* [Task item] Omit every picture. Return all other data as it stands.

Task input section start

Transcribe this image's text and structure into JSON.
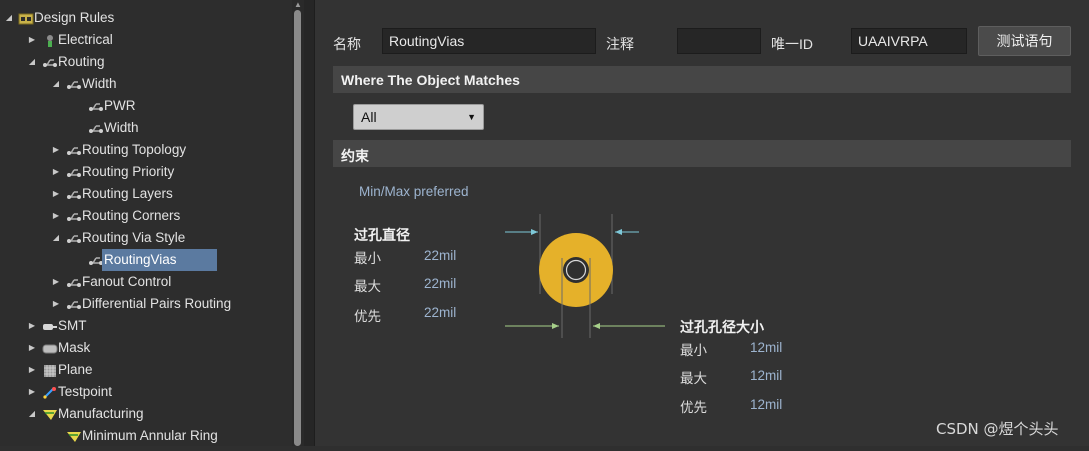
{
  "tree": {
    "items": [
      {
        "label": "Design Rules",
        "depth": 0,
        "expanded": true,
        "icon": "design-rules-icon"
      },
      {
        "label": "Electrical",
        "depth": 1,
        "expanded": false,
        "icon": "electrical-icon"
      },
      {
        "label": "Routing",
        "depth": 1,
        "expanded": true,
        "icon": "rule-icon"
      },
      {
        "label": "Width",
        "depth": 2,
        "expanded": true,
        "icon": "rule-icon"
      },
      {
        "label": "PWR",
        "depth": 3,
        "expanded": null,
        "icon": "rule-icon"
      },
      {
        "label": "Width",
        "depth": 3,
        "expanded": null,
        "icon": "rule-icon"
      },
      {
        "label": "Routing Topology",
        "depth": 2,
        "expanded": false,
        "icon": "rule-icon"
      },
      {
        "label": "Routing Priority",
        "depth": 2,
        "expanded": false,
        "icon": "rule-icon"
      },
      {
        "label": "Routing Layers",
        "depth": 2,
        "expanded": false,
        "icon": "rule-icon"
      },
      {
        "label": "Routing Corners",
        "depth": 2,
        "expanded": false,
        "icon": "rule-icon"
      },
      {
        "label": "Routing Via Style",
        "depth": 2,
        "expanded": true,
        "icon": "rule-icon"
      },
      {
        "label": "RoutingVias",
        "depth": 3,
        "expanded": null,
        "icon": "rule-icon",
        "selected": true
      },
      {
        "label": "Fanout Control",
        "depth": 2,
        "expanded": false,
        "icon": "rule-icon"
      },
      {
        "label": "Differential Pairs Routing",
        "depth": 2,
        "expanded": false,
        "icon": "rule-icon"
      },
      {
        "label": "SMT",
        "depth": 1,
        "expanded": false,
        "icon": "smt-icon"
      },
      {
        "label": "Mask",
        "depth": 1,
        "expanded": false,
        "icon": "mask-icon"
      },
      {
        "label": "Plane",
        "depth": 1,
        "expanded": false,
        "icon": "plane-icon"
      },
      {
        "label": "Testpoint",
        "depth": 1,
        "expanded": false,
        "icon": "testpoint-icon"
      },
      {
        "label": "Manufacturing",
        "depth": 1,
        "expanded": true,
        "icon": "manufacturing-icon"
      },
      {
        "label": "Minimum Annular Ring",
        "depth": 2,
        "expanded": null,
        "icon": "manufacturing-icon"
      }
    ]
  },
  "header": {
    "name_label": "名称",
    "name_value": "RoutingVias",
    "comment_label": "注释",
    "comment_value": "",
    "uid_label": "唯一ID",
    "uid_value": "UAAIVRPA",
    "test_button": "测试语句"
  },
  "match": {
    "section_title": "Where The Object Matches",
    "selected": "All"
  },
  "constraints": {
    "section_title": "约束",
    "mode": "Min/Max preferred",
    "via_diameter": {
      "title": "过孔直径",
      "rows": [
        {
          "key": "最小",
          "value": "22mil"
        },
        {
          "key": "最大",
          "value": "22mil"
        },
        {
          "key": "优先",
          "value": "22mil"
        }
      ]
    },
    "hole_size": {
      "title": "过孔孔径大小",
      "rows": [
        {
          "key": "最小",
          "value": "12mil"
        },
        {
          "key": "最大",
          "value": "12mil"
        },
        {
          "key": "优先",
          "value": "12mil"
        }
      ]
    }
  },
  "colors": {
    "via_ring": "#e5b12a",
    "via_hole": "#2f2f2f",
    "diameter_arrow": "#7ec8d8",
    "hole_arrow": "#a7d08a",
    "selection": "#5b7aa0"
  },
  "watermark": "CSDN @煜个头头"
}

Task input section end

* [Exercise response]
Transcribe this image's text and structure into JSON.
{
  "tree": {
    "items": [
      {
        "label": "Design Rules",
        "depth": 0,
        "expanded": true,
        "icon": "design-rules-icon"
      },
      {
        "label": "Electrical",
        "depth": 1,
        "expanded": false,
        "icon": "electrical-icon"
      },
      {
        "label": "Routing",
        "depth": 1,
        "expanded": true,
        "icon": "rule-icon"
      },
      {
        "label": "Width",
        "depth": 2,
        "expanded": true,
        "icon": "rule-icon"
      },
      {
        "label": "PWR",
        "depth": 3,
        "expanded": null,
        "icon": "rule-icon"
      },
      {
        "label": "Width",
        "depth": 3,
        "expanded": null,
        "icon": "rule-icon"
      },
      {
        "label": "Routing Topology",
        "depth": 2,
        "expanded": false,
        "icon": "rule-icon"
      },
      {
        "label": "Routing Priority",
        "depth": 2,
        "expanded": false,
        "icon": "rule-icon"
      },
      {
        "label": "Routing Layers",
        "depth": 2,
        "expanded": false,
        "icon": "rule-icon"
      },
      {
        "label": "Routing Corners",
        "depth": 2,
        "expanded": false,
        "icon": "rule-icon"
      },
      {
        "label": "Routing Via Style",
        "depth": 2,
        "expanded": true,
        "icon": "rule-icon"
      },
      {
        "label": "RoutingVias",
        "depth": 3,
        "expanded": null,
        "icon": "rule-icon",
        "selected": true
      },
      {
        "label": "Fanout Control",
        "depth": 2,
        "expanded": false,
        "icon": "rule-icon"
      },
      {
        "label": "Differential Pairs Routing",
        "depth": 2,
        "expanded": false,
        "icon": "rule-icon"
      },
      {
        "label": "SMT",
        "depth": 1,
        "expanded": false,
        "icon": "smt-icon"
      },
      {
        "label": "Mask",
        "depth": 1,
        "expanded": false,
        "icon": "mask-icon"
      },
      {
        "label": "Plane",
        "depth": 1,
        "expanded": false,
        "icon": "plane-icon"
      },
      {
        "label": "Testpoint",
        "depth": 1,
        "expanded": false,
        "icon": "testpoint-icon"
      },
      {
        "label": "Manufacturing",
        "depth": 1,
        "expanded": true,
        "icon": "manufacturing-icon"
      },
      {
        "label": "Minimum Annular Ring",
        "depth": 2,
        "expanded": null,
        "icon": "manufacturing-icon"
      }
    ]
  },
  "header": {
    "name_label": "名称",
    "name_value": "RoutingVias",
    "comment_label": "注释",
    "comment_value": "",
    "uid_label": "唯一ID",
    "uid_value": "UAAIVRPA",
    "test_button": "测试语句"
  },
  "match": {
    "section_title": "Where The Object Matches",
    "selected": "All"
  },
  "constraints": {
    "section_title": "约束",
    "mode": "Min/Max preferred",
    "via_diameter": {
      "title": "过孔直径",
      "rows": [
        {
          "key": "最小",
          "value": "22mil"
        },
        {
          "key": "最大",
          "value": "22mil"
        },
        {
          "key": "优先",
          "value": "22mil"
        }
      ]
    },
    "hole_size": {
      "title": "过孔孔径大小",
      "rows": [
        {
          "key": "最小",
          "value": "12mil"
        },
        {
          "key": "最大",
          "value": "12mil"
        },
        {
          "key": "优先",
          "value": "12mil"
        }
      ]
    }
  },
  "colors": {
    "via_ring": "#e5b12a",
    "via_hole": "#2f2f2f",
    "diameter_arrow": "#7ec8d8",
    "hole_arrow": "#a7d08a",
    "selection": "#5b7aa0"
  },
  "watermark": "CSDN @煜个头头"
}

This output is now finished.